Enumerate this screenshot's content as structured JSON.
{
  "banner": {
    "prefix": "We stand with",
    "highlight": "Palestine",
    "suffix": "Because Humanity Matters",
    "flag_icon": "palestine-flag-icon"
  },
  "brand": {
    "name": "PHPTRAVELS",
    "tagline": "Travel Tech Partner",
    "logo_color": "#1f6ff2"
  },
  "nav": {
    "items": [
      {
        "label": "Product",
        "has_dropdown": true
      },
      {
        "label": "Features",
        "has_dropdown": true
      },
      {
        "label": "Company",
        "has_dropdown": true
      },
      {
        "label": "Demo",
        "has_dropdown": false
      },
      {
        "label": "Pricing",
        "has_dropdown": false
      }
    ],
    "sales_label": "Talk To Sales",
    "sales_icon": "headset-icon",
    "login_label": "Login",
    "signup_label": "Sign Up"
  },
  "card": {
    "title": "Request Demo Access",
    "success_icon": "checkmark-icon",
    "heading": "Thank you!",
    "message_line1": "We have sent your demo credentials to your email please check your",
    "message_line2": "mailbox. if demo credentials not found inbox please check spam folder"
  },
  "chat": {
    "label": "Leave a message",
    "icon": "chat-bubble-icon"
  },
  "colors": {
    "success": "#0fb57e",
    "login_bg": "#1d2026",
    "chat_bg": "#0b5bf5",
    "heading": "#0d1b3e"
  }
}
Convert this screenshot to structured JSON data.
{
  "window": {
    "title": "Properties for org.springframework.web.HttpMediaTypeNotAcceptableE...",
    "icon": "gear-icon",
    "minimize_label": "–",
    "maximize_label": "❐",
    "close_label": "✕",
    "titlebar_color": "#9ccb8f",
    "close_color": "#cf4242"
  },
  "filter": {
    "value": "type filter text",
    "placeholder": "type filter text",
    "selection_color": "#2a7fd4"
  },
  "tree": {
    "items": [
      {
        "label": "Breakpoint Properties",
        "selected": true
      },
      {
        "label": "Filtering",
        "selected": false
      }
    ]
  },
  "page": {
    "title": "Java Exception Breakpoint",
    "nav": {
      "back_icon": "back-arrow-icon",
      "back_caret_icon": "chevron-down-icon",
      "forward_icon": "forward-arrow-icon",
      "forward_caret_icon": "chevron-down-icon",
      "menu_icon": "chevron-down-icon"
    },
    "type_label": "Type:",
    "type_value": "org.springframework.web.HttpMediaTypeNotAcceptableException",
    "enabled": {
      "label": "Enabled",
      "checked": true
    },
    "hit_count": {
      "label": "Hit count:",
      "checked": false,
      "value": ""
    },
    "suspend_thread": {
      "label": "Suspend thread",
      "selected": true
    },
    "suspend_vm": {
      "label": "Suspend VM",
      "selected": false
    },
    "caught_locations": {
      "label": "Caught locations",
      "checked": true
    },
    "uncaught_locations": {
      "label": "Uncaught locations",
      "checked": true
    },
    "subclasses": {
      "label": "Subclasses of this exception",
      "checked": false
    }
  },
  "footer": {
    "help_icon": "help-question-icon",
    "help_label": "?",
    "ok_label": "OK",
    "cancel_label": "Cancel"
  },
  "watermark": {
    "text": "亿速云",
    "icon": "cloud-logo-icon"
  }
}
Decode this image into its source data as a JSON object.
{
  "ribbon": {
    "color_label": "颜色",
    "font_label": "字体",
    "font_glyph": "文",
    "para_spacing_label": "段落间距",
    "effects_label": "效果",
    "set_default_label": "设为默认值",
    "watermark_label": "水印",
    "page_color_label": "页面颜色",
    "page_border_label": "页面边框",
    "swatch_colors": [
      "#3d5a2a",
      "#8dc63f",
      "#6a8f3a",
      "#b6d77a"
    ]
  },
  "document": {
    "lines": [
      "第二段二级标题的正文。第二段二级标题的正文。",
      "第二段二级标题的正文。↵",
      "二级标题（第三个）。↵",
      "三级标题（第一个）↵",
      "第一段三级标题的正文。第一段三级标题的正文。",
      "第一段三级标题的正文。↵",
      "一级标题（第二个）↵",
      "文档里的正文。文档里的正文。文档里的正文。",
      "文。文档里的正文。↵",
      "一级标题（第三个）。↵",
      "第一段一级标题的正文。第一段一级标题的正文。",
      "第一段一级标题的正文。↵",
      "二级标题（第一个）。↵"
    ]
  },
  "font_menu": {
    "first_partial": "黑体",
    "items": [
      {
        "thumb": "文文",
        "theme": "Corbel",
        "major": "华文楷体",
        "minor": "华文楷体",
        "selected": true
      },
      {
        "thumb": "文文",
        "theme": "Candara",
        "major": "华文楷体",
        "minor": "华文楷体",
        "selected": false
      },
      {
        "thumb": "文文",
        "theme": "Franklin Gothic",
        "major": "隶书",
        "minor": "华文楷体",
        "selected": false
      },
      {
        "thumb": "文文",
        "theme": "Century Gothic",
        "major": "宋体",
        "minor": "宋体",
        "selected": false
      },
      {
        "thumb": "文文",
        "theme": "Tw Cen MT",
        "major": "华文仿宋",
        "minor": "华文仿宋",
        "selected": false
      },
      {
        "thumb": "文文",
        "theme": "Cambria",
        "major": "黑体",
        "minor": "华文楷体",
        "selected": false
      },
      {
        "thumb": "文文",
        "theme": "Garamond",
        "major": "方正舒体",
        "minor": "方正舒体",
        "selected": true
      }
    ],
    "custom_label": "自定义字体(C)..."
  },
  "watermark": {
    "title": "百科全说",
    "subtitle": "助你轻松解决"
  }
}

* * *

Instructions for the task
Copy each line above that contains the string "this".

Exercise response
Enumerate this screenshot's content as structured JSON.
Convert this screenshot to structured JSON data.
      "label": "Subclasses of this exception",
Decode this image into its source data as a JSON object.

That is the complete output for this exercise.